The effects of this completely unneeded power plant are disproportionately felt by the residents of Santee.  It will be less than a mile from one of the City’s two high schools.  The air pollution from this plant will be downwind from the San Diego River and Santee Lakes (you know, where you like to go to catch fish…hope you like more mercury in your diet).  It will likely also contaminate other reservoirs in East County as well.  Don’t believe the crap proponents are trying to pass off that it is environmentally progressive.  That is the health equivalent of low-tar cigarettes.

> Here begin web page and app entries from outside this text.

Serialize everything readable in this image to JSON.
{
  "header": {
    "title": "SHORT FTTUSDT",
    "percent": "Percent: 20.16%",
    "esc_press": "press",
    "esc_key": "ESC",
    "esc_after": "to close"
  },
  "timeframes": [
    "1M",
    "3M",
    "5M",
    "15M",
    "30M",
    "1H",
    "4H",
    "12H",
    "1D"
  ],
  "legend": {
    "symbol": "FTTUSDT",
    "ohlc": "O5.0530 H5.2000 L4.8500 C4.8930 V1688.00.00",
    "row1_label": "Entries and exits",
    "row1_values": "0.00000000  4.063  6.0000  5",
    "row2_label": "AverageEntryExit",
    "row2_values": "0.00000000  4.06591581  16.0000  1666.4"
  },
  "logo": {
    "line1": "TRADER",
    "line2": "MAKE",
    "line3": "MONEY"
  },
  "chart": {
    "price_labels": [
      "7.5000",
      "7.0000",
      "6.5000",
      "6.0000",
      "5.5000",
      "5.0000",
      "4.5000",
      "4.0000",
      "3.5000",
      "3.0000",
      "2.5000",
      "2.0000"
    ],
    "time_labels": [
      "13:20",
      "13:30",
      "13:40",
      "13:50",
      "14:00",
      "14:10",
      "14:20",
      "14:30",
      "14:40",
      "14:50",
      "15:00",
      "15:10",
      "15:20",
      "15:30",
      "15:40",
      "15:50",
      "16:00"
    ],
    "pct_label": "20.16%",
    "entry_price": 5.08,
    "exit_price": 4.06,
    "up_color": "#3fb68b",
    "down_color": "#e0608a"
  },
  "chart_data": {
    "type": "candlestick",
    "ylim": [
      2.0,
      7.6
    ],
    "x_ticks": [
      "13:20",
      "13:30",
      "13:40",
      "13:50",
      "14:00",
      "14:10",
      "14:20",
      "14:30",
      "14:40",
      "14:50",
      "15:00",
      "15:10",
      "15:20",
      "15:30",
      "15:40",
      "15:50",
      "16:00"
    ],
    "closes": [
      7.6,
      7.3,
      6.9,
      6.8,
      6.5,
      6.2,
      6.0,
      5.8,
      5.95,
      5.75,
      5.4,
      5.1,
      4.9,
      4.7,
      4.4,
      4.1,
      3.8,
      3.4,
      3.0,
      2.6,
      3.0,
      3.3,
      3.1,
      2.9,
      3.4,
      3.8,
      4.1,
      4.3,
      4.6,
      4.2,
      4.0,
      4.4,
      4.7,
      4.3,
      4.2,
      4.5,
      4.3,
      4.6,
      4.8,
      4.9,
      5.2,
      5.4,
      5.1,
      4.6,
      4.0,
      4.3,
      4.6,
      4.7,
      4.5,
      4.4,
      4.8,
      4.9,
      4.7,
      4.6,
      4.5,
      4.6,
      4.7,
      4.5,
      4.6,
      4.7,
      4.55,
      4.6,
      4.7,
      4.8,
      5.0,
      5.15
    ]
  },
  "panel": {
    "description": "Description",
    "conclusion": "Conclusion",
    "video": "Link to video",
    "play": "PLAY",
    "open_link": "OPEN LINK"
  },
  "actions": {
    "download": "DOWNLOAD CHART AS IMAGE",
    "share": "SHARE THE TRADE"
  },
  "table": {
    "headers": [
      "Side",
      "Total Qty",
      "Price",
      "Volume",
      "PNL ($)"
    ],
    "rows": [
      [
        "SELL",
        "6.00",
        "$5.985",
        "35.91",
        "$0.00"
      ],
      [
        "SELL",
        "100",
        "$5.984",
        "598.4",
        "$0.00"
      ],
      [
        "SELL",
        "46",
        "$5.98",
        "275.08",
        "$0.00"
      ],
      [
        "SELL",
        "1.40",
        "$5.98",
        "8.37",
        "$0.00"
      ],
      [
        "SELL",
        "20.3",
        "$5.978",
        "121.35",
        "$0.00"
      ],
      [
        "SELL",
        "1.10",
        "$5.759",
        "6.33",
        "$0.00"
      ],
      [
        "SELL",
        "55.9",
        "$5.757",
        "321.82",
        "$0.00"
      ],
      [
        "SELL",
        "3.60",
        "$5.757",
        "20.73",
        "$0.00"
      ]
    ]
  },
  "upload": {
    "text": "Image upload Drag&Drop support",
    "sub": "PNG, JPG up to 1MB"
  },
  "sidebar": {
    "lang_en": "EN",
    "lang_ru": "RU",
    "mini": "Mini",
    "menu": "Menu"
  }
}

Not only do these unnecessary projects (like the Sunrise Powerlink) blight our county, but guess who bears all the financial risk?  It’s not Sempra Energy, it will be paid for by SDG&E rate-payers.  The operating company, Cogentrix, isn’t going to live and die by the “success” of this project but East County residents will.  I won’t even link to their lousy website, which has a view of North Fortuna Peak in Mission Trails Regional Park, although you might want to hike it now before the 11 smokestacks are operating, the dump is already bad enough.

So what should be done?

The City of San Diego Planning Commission needs to reject the request to initiate an amendment to the East Elliot Community Plan to redesignate a portion of a 22 acre parcel from open space to industrial.

The City of San Diego needs to take serious consideration of transferring all City Limits East of the Sycamore Landfill (they can keep it) to the City of Santee where the local residents affected can actually have a say in the matter.

Utilities, public agencies, and private companies need to come together to actually build a real environmental future.  I am not a betting man, but if I were, I am thinking these plants aren’t going to be part of the blueprint.  The person or persons who can develop the technology to harness long-term electrical storage generated from renewable energy, as well as increase the capacity of our solar technology to store more of the Sun’s energy (you know, that thing that has been powering the Earth for 4 billion years) is going to be lending money to Bill Gates’ family someday.

Will this happen?  Will all of our knowledge, intelligence, and ambition give us the opportunity to chart the power needs of this entire planet in the near future?  My instinct says yes, and it also says that it will only happen when that is the only option.  That has to come with saying No, saying No again, and saying No once more after that.  Only then will the creative power of humanity remove us from the carbon era.

TM

T.M. Schultze is a San Diego-based photographer, traveller, and writer. He writes, photographs, and draws things of the outdoors that have inspired humans for thousands of years. He co-authored the Photographer’s Guide to Joshua Tree Park which can be purchased here.